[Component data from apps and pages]

++++++

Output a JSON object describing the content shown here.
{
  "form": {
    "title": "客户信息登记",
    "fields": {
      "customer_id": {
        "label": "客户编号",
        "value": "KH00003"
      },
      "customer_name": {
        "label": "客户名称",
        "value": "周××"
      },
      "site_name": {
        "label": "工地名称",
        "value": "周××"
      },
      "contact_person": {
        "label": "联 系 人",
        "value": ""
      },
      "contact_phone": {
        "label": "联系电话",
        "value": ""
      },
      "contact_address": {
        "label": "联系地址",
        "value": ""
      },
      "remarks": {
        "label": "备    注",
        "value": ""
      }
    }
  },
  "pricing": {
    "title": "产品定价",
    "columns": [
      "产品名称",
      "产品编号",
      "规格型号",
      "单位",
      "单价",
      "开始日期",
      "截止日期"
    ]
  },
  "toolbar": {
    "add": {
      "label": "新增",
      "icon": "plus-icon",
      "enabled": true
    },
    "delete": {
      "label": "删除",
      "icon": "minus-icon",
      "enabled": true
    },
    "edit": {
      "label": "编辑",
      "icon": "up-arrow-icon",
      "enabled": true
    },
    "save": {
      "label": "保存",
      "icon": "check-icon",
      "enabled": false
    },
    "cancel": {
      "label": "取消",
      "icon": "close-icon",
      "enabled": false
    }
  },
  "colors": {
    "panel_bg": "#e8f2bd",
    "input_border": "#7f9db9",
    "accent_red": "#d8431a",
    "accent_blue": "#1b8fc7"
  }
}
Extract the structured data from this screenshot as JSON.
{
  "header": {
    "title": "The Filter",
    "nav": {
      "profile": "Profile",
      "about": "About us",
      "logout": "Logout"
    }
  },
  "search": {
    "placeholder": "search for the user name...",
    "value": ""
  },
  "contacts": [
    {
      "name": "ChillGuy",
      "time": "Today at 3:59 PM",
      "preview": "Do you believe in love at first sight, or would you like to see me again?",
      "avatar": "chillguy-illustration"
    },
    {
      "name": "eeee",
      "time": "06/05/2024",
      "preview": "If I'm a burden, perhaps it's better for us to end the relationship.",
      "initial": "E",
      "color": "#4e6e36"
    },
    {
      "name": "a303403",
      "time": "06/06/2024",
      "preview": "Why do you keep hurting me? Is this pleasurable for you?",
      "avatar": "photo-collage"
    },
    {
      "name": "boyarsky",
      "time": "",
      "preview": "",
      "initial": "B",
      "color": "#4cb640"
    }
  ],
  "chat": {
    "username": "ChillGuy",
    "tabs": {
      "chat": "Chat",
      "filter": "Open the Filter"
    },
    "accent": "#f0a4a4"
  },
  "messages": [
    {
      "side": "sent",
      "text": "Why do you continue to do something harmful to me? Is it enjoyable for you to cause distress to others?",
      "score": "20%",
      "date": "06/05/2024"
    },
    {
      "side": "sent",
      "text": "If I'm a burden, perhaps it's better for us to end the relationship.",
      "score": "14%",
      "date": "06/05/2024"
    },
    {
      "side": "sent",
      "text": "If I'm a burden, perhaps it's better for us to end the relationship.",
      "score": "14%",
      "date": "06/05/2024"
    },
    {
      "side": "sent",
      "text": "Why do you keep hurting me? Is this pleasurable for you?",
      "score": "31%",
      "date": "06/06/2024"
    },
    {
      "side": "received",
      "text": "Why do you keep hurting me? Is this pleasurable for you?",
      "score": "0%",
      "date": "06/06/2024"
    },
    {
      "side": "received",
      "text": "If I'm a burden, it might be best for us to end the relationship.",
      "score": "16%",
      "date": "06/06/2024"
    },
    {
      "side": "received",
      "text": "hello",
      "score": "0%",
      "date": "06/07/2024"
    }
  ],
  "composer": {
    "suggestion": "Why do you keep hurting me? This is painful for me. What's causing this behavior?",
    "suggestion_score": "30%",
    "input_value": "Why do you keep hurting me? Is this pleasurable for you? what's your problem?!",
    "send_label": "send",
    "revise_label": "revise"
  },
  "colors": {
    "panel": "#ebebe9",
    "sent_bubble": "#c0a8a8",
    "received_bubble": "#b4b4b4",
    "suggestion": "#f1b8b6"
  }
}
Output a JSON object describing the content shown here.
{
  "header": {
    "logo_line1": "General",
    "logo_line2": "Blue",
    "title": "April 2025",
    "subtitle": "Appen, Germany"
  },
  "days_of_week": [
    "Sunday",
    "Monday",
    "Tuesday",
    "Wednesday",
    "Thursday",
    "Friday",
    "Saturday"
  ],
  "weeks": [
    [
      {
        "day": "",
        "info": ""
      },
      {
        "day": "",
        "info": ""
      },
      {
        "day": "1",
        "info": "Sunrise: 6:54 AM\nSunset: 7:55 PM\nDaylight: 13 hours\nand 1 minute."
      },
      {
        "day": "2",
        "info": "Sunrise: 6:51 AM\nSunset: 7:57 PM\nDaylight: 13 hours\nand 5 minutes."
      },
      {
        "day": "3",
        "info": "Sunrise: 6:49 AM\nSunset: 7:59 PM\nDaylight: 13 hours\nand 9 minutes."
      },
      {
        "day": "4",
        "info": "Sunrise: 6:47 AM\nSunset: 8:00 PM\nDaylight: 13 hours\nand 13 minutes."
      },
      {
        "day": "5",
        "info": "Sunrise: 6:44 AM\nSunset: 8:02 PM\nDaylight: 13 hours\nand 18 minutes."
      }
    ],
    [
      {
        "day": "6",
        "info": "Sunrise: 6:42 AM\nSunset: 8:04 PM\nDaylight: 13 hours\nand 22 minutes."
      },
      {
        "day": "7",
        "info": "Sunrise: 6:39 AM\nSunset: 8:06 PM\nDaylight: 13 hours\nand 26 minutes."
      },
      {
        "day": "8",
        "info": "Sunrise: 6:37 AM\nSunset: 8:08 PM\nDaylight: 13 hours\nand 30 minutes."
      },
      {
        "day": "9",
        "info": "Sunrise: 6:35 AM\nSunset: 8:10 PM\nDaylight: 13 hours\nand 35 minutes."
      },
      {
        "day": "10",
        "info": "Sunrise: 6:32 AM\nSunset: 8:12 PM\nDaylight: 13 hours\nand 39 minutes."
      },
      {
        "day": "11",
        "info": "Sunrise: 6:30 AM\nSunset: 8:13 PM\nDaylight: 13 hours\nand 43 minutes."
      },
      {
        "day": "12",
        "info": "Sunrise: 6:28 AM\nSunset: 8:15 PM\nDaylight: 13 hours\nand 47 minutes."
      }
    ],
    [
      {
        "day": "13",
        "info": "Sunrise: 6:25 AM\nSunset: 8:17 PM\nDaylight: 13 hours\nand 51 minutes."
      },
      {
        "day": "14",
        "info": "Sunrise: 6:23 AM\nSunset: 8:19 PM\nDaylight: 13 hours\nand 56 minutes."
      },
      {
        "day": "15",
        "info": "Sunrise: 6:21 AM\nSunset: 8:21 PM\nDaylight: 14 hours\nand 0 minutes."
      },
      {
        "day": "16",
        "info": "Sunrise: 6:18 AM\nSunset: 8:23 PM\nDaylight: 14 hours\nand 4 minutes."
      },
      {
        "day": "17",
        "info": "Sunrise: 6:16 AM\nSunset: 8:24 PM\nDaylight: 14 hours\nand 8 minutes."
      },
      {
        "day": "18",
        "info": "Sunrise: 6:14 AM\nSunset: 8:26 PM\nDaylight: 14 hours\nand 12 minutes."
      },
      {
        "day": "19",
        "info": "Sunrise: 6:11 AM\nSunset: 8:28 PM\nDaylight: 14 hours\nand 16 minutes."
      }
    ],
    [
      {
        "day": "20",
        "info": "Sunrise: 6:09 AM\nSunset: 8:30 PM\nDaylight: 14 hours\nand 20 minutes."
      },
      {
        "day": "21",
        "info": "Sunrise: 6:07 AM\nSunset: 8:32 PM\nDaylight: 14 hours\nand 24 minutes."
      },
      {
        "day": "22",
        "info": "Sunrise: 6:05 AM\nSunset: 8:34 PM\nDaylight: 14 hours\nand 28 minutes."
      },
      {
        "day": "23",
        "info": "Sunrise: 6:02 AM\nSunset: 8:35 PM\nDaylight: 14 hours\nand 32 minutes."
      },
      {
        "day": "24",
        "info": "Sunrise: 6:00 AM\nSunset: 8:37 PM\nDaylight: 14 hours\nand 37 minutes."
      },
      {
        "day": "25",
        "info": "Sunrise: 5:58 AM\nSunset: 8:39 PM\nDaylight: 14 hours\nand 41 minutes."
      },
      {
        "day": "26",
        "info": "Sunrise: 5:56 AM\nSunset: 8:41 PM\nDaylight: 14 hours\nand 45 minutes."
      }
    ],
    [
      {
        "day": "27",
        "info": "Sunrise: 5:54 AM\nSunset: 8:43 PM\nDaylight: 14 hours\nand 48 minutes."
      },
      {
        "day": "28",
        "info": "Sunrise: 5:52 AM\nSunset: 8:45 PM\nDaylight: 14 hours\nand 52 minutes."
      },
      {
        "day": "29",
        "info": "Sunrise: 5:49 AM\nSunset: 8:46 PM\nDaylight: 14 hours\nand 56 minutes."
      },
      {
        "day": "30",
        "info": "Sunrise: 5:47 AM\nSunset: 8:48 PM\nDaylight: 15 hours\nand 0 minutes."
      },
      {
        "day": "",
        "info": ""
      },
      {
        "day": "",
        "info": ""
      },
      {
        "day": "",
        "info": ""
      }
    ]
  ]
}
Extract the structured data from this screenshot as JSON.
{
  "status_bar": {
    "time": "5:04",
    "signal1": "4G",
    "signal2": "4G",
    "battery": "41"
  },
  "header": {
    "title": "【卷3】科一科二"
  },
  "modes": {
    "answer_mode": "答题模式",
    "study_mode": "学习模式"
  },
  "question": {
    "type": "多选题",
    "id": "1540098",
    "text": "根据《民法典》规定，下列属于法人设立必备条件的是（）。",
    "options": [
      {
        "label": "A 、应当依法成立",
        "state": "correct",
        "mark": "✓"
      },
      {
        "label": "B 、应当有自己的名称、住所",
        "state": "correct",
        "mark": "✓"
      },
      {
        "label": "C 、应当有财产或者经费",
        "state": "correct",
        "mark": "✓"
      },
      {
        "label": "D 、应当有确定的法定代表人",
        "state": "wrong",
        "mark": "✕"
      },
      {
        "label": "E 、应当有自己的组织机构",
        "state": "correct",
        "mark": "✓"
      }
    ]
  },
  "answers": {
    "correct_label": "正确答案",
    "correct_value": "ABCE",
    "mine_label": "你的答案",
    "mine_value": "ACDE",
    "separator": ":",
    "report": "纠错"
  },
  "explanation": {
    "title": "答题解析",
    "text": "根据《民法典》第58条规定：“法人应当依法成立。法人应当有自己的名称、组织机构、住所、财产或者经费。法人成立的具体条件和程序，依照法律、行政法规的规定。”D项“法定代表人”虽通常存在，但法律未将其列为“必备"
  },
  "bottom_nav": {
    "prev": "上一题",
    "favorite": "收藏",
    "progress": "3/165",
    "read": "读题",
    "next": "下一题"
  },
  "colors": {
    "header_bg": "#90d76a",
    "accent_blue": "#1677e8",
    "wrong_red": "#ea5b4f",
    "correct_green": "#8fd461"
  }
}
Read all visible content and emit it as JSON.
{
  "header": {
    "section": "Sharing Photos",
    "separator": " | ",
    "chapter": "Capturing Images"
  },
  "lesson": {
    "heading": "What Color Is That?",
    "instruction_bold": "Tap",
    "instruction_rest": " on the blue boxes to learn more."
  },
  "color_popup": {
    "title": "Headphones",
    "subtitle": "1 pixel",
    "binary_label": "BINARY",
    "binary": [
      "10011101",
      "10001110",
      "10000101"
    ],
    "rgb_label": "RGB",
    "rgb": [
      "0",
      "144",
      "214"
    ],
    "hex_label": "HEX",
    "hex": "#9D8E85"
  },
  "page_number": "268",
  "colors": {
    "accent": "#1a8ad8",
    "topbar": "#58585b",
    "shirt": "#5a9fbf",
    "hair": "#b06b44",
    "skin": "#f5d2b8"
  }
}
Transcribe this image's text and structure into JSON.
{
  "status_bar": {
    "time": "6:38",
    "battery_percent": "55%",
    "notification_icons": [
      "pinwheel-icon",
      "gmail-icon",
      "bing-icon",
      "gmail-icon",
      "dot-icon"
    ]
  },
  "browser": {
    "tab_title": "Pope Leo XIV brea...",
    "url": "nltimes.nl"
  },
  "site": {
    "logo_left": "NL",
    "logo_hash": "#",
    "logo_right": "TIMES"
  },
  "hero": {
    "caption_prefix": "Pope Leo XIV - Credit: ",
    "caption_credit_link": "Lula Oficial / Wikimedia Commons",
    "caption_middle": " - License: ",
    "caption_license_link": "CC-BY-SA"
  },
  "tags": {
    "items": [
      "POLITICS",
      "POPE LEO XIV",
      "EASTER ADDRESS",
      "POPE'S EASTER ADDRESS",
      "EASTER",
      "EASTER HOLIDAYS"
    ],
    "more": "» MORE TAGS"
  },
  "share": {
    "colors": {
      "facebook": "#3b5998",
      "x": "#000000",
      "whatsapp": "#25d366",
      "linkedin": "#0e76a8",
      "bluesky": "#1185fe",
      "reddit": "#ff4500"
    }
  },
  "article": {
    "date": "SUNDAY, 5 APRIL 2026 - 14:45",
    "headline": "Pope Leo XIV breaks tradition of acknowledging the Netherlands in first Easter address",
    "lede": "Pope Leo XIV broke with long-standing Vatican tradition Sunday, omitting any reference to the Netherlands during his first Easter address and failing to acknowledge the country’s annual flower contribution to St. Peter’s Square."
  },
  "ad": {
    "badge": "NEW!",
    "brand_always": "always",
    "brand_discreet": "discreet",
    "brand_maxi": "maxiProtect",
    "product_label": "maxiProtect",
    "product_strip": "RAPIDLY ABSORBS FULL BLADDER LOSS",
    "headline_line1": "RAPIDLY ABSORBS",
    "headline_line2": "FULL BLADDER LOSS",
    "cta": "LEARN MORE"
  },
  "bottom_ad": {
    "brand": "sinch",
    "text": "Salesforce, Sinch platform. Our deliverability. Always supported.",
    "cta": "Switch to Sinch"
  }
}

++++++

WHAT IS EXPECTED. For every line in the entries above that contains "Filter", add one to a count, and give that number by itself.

TASK RESPONSE. 2